Federal Embezzlement

Under federal law, embezzlement takes place when someone has legal access to funds or property from the federal government or from a company that has a contract with the federal government, and they take that money or property for their own personal gain.

Two examples:

  • An accounting manager in a US agency who takes money out of the funds she manages as part of her job, and deposits them in her own bank account.
  • A subcontractor hired to supply computer services to a federal agency, who steals expensive government computer equipment he was supposed to use as part of his contract work.

Embezzlement by employees of a bank or credit union can also be charged as a federal offense.

Federal Penalties For Embezzlement

  • Individuals who embezzle money, property, records or anything else of value that belongs to the U.S. government worth less than $1,000 face up to a year in prison and/or a fine up to $100,000.
  • Individuals who embezzle more than $1,000 can draw up to 10 years in prison and/or a $250,000 fine.
  • If you embezzle printing devices, tools, stamps or other implements to create money, federal bonds, certificates, coupons, postage stamps or other items put into circulation by the US government, you can be fined $250,000 and sent to prison for up to 10 years no matter what the actual item you embezzled costs.
  • Federal officials, employees or agents who embezzle less than $1,000 of public money face up to a year in prison and/or a fine up to $100,000.
  • Federal officials, employees or agents who embezzle more than $1,000 of public money can draw up to 10 years in prison and/or pay a fine of $250,000 or an amount equal to the amount of money embezzled  — whichever is greater.
  • If you are employed by a federal court and convicted of embezzling less than $1,000, you can be fined up to $100,000 and/or have to spend up to one year in prison.
  • Federal court employees who embezzle more than $1,000 can spend up to 10 years in prison and/or be fined $250,000 or double the money embezzled — whichever is greater.

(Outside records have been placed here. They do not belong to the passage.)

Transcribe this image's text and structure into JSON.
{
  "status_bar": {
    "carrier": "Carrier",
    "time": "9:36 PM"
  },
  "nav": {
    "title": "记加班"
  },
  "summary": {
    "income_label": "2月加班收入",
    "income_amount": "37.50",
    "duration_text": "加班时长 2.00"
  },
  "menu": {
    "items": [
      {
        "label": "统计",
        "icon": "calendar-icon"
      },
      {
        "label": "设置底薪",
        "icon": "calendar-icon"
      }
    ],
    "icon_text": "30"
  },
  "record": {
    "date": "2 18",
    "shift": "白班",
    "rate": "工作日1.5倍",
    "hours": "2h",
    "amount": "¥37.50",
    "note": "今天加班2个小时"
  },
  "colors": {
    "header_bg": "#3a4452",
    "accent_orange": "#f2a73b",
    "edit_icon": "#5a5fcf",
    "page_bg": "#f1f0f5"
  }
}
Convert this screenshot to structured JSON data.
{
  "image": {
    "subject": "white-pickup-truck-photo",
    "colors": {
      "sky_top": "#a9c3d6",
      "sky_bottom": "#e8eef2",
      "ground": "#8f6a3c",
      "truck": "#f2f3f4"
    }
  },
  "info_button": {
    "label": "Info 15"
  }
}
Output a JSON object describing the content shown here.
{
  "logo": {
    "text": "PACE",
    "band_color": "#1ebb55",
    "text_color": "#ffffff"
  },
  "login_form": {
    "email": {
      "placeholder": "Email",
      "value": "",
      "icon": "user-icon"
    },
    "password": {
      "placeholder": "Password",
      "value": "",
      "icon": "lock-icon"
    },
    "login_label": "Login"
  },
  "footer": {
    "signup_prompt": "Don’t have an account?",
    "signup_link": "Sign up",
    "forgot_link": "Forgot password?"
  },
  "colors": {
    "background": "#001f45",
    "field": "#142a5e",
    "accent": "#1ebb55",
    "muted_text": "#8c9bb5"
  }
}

Your actual sentence will be determined by the circumstances of your case and federal sentencing guidelines.

Questions? Contact us today.

If you are charged with a federal crime, the consequences can be devastating. Fienman Defense will fight tenaciously to protect your constitutional rights. We will guide you through a court system that can be complex and intimidating, and provide you with the strongest possible defense.